Harry Koenigsberg
(Via E-Mail)

This Land Is ‘My’ Land
‘[If The Vow Was Imposed] In The Seventh Year…’
(Nedarim 42b)

The Shulchan Aruch in the very first siman states that one should rise in the morning like a lion, implying that simply rising form bed requires strength of a lion, in line with the Midrash.

Attempts to interpret the message of Hashem in the absence of divine prophecy ultimately may twist that message in unintended ways that can lead to calamitous events.

Suddenly, the pilot’s voice could be heard. He explained that this was a special day for those passengers on board who lived in Israel.

If the sick person is thrust into a situation where he is compelled to face his sickness head on, we who are not yet sick can encourage him by facing it with him.

All agree that Jews ARE different. How? Why? The Bible’s answer is surprising and profound.

What’s the nation of Israel’s purpose in the world? How we can bring God’s blessings into the world?

“Is there a difference between rescuing and other services?” asked Ploni.

To my dismay, I’ve seen that shidduch candidates with money become ALL desirable traits for marriage

Bil’am’s character is complex and nuanced; neither purely good nor purely evil.

More Articles from Rabbi Meir Orlian
Business-Halacha-NEW

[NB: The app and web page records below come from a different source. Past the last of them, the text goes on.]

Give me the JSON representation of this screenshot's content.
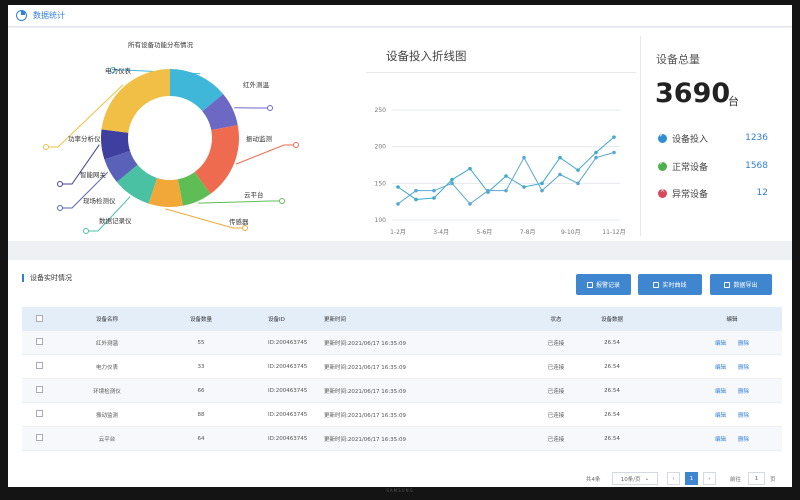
{
  "header": {
    "title": "数据统计"
  },
  "donut": {
    "title": "所有设备功能分布情况",
    "segments": [
      {
        "label": "电力仪表",
        "value": 14,
        "color": "#3fb7d9"
      },
      {
        "label": "红外测温",
        "value": 8,
        "color": "#6d68c4"
      },
      {
        "label": "振动监测",
        "value": 18,
        "color": "#ef6b4f"
      },
      {
        "label": "云平台",
        "value": 7,
        "color": "#5fbd55"
      },
      {
        "label": "传感器",
        "value": 8,
        "color": "#f2a838"
      },
      {
        "label": "数据记录仪",
        "value": 9,
        "color": "#4bc1a4"
      },
      {
        "label": "现场检测仪",
        "value": 6,
        "color": "#5a61b8"
      },
      {
        "label": "智能网关",
        "value": 7,
        "color": "#3e3f9f"
      },
      {
        "label": "功率分析仪",
        "value": 23,
        "color": "#f1bf45"
      }
    ]
  },
  "line_chart": {
    "title": "设备投入折线图"
  },
  "chart_data": {
    "type": "line",
    "categories": [
      "1-2月",
      "3-4月",
      "5-6月",
      "7-8月",
      "9-10月",
      "11-12月"
    ],
    "ylim": [
      100,
      250
    ],
    "yticks": [
      100,
      150,
      200,
      250
    ],
    "grid": true,
    "series": [
      {
        "color": "#3fa9c8",
        "values": [
          145,
          128,
          130,
          155,
          170,
          138,
          160,
          145,
          150,
          185,
          168,
          192,
          213
        ]
      },
      {
        "color": "#5aa8cf",
        "values": [
          122,
          140,
          140,
          150,
          122,
          140,
          140,
          185,
          140,
          162,
          150,
          185,
          192
        ]
      }
    ]
  },
  "summary": {
    "label": "设备总量",
    "value": "3690",
    "unit": "台",
    "stats": [
      {
        "label": "设备投入",
        "value": "1236",
        "color": "#2f8fd4"
      },
      {
        "label": "正常设备",
        "value": "1568",
        "color": "#4db04a"
      },
      {
        "label": "异常设备",
        "value": "12",
        "color": "#d9475a"
      }
    ]
  },
  "realtime": {
    "title": "设备实时情况",
    "buttons": {
      "alarm": "报警记录",
      "curve": "实时曲线",
      "export": "数据导出"
    },
    "columns": [
      "设备名称",
      "设备数量",
      "设备ID",
      "更新时间",
      "状态",
      "设备数据",
      "编辑"
    ],
    "rows": [
      {
        "name": "红外测温",
        "count": "55",
        "id": "ID:200463745",
        "time": "更新时间:2021/06/17 16:35:09",
        "status": "已连接",
        "data": "26.54",
        "edit": "编辑",
        "del": "删除"
      },
      {
        "name": "电力仪表",
        "count": "33",
        "id": "ID:200463745",
        "time": "更新时间:2021/06/17 16:35:09",
        "status": "已连接",
        "data": "26.54",
        "edit": "编辑",
        "del": "删除"
      },
      {
        "name": "环境检测仪",
        "count": "66",
        "id": "ID:200463745",
        "time": "更新时间:2021/06/17 16:35:09",
        "status": "已连接",
        "data": "26.54",
        "edit": "编辑",
        "del": "删除"
      },
      {
        "name": "振动监测",
        "count": "88",
        "id": "ID:200463745",
        "time": "更新时间:2021/06/17 16:35:09",
        "status": "已连接",
        "data": "26.54",
        "edit": "编辑",
        "del": "删除"
      },
      {
        "name": "云平台",
        "count": "64",
        "id": "ID:200463745",
        "time": "更新时间:2021/06/17 16:35:09",
        "status": "已连接",
        "data": "26.54",
        "edit": "编辑",
        "del": "删除"
      }
    ],
    "pagination": {
      "total": "共4条",
      "page_size": "10条/页",
      "prev": "‹",
      "current": "1",
      "next": "›",
      "goto": "前往",
      "goto_value": "1",
      "page_unit": "页"
    }
  },
  "brand": "SAMSUNG"
}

“Is there a difference between rescuing and other services?” asked Ploni.

Business-Halacha-NEW

“What difference does that make?” replied Shraga. “What counts is the agreement that we made. I said two hundred fifty and you accepted.”

“Is the invoice signed by the students?” asked the principal. “They said they didn’t get the pizza.”

“The answer depends on the terms of the purchase agreement and local customs,” replied Rabbi Dayan.

“I wasn’t really thinking,” replied Levi. “Things in the backyard usually don’t need watching. I also didn’t expect you to be away so long. One thing is clear, though: I never accepted responsibility for the cake.”

“What do you mean?” asked the secretary. “We already issued a ruling and closed the case.”

“A person who borrowed without a written loan document, even in the presence of witnesses, is believed with a heses – rabbinic – oath to say that he repaid,”

During the course of the year, though, political events in the Persian Gulf caused the cost of gasoline to rise. Prices climbed from $2.50 a gallon to $4.00.

Printed from: http://www.jewishpress.com/judaism/halacha-hashkafa/just-one-tile/2012/07/12/

Scan this QR code to visit this page online: